Task details:
Filter the records below for the word "structured". Keep each line that has it.

....

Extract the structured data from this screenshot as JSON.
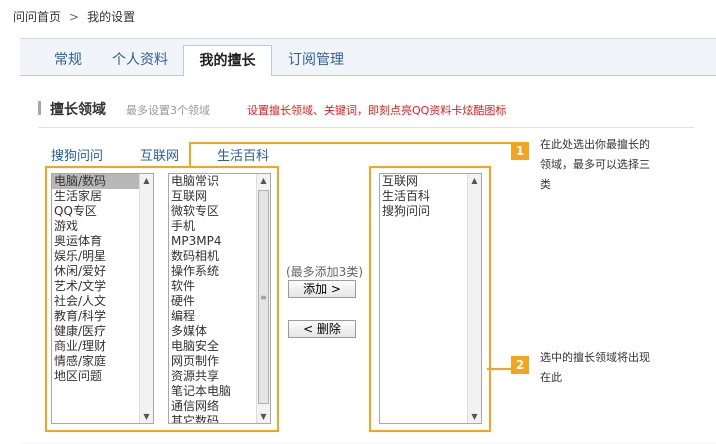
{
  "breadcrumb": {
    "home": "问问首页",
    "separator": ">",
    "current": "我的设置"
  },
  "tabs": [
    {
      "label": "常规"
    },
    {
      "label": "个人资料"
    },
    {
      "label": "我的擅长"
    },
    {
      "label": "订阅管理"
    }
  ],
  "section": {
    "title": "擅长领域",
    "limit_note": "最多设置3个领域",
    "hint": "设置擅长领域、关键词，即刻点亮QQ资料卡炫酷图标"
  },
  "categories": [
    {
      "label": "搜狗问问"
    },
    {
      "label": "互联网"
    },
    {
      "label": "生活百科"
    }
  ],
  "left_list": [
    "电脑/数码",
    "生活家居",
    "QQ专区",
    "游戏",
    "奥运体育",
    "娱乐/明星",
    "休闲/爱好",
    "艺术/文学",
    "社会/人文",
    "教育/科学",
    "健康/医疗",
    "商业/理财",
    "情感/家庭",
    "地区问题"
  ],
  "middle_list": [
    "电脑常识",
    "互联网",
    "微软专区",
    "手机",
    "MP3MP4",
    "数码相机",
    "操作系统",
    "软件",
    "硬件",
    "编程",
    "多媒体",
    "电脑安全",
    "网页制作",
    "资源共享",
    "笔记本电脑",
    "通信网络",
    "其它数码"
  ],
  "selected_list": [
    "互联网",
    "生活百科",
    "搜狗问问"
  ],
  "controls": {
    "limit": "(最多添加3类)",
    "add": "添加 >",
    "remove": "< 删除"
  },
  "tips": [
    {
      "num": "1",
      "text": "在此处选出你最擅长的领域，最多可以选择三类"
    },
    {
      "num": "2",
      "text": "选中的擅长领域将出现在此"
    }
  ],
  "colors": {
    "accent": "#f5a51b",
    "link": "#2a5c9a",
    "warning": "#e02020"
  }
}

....

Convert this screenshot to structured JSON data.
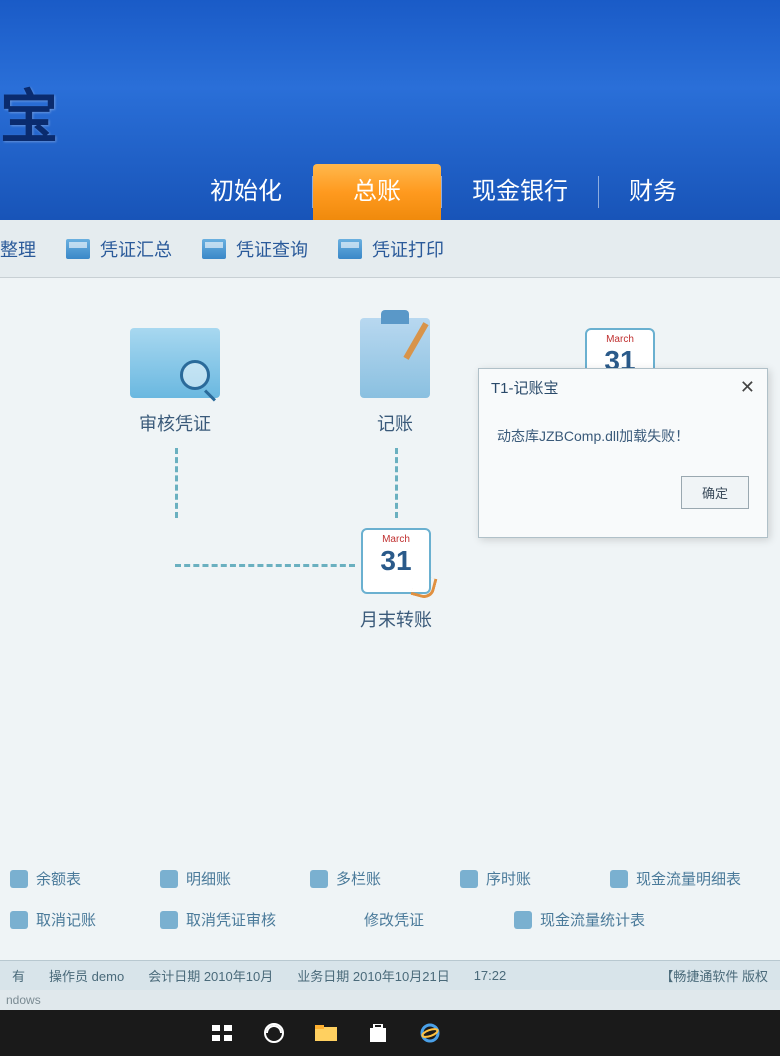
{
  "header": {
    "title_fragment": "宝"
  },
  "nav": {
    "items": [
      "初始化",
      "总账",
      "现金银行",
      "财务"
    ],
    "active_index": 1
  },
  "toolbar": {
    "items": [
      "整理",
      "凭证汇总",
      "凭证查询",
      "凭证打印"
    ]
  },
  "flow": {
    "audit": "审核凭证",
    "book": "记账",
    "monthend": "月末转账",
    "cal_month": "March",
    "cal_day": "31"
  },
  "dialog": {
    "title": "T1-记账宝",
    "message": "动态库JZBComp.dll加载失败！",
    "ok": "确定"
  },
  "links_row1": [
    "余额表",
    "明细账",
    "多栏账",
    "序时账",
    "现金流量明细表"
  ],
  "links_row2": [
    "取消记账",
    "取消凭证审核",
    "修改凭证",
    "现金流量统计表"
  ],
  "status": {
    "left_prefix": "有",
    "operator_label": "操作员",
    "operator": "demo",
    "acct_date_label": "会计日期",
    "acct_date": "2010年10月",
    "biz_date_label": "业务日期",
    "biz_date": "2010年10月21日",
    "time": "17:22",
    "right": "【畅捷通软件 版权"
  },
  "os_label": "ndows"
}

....

Reply:
Extract the structured data from this screenshot as JSON.
Convert this screenshot to structured JSON data.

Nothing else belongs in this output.